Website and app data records
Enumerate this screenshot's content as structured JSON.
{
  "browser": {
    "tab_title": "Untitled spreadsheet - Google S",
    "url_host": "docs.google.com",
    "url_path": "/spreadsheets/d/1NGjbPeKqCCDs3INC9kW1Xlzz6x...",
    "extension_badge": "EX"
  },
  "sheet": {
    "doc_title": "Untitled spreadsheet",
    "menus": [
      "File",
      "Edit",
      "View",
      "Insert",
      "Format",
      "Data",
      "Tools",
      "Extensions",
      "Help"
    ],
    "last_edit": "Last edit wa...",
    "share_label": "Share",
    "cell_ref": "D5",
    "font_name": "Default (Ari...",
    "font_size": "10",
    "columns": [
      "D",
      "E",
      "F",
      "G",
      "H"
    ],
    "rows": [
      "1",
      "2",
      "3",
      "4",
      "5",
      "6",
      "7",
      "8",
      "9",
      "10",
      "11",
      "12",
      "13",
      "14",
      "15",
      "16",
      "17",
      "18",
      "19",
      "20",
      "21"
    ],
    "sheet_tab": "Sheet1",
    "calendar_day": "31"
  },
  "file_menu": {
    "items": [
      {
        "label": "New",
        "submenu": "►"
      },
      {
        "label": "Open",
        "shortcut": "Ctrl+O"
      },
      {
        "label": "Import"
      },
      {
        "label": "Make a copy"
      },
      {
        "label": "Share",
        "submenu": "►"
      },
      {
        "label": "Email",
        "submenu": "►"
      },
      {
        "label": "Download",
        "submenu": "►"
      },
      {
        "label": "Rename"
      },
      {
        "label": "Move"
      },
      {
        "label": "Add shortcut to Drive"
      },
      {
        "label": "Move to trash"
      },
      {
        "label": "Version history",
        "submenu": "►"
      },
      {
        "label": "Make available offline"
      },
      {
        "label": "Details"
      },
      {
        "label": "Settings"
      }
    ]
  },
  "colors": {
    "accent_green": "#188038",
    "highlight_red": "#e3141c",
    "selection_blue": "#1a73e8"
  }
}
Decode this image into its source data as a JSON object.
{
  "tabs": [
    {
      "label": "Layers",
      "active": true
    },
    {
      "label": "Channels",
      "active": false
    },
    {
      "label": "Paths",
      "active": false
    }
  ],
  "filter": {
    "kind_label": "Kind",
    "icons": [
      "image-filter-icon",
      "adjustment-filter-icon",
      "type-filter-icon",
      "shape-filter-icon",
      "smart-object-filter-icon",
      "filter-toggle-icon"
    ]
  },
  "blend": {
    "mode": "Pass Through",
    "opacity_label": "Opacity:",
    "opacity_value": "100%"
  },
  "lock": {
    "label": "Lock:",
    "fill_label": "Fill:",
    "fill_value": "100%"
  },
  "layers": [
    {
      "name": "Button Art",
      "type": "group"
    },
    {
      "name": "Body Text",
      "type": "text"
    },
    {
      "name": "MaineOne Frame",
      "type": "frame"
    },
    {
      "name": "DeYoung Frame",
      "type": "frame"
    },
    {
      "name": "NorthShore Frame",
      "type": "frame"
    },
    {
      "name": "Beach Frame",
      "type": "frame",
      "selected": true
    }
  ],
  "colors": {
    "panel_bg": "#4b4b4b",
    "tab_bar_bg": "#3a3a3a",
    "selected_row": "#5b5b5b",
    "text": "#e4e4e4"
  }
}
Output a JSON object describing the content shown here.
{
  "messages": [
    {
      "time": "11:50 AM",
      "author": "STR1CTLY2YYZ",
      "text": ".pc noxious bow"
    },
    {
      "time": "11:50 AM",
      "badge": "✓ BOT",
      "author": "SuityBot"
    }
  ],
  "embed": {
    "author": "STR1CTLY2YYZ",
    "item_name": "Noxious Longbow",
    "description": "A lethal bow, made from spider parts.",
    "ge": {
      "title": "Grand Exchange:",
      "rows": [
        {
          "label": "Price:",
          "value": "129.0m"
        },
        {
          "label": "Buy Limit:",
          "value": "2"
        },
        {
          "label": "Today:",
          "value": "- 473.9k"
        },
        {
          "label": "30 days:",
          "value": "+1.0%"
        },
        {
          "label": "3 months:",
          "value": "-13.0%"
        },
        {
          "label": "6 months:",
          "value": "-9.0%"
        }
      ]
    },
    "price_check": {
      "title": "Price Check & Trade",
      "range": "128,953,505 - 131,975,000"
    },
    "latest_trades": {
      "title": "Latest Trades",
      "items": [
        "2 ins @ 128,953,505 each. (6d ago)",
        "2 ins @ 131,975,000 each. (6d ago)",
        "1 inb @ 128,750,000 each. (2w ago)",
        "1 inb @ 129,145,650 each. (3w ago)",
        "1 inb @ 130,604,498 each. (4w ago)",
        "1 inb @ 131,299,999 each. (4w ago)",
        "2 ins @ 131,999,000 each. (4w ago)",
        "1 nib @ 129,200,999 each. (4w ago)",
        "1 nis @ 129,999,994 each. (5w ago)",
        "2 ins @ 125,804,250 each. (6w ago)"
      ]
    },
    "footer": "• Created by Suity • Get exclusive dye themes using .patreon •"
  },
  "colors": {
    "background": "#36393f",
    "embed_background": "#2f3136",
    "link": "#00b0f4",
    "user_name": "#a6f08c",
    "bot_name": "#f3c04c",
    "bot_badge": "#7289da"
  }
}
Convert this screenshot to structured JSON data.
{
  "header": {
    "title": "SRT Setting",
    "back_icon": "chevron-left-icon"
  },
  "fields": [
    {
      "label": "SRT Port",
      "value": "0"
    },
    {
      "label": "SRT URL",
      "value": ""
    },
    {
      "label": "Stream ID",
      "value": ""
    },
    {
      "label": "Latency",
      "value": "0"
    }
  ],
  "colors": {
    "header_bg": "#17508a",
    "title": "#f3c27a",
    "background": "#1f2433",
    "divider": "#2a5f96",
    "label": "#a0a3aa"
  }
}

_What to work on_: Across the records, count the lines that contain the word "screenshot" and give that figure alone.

_Exercise solution_: 2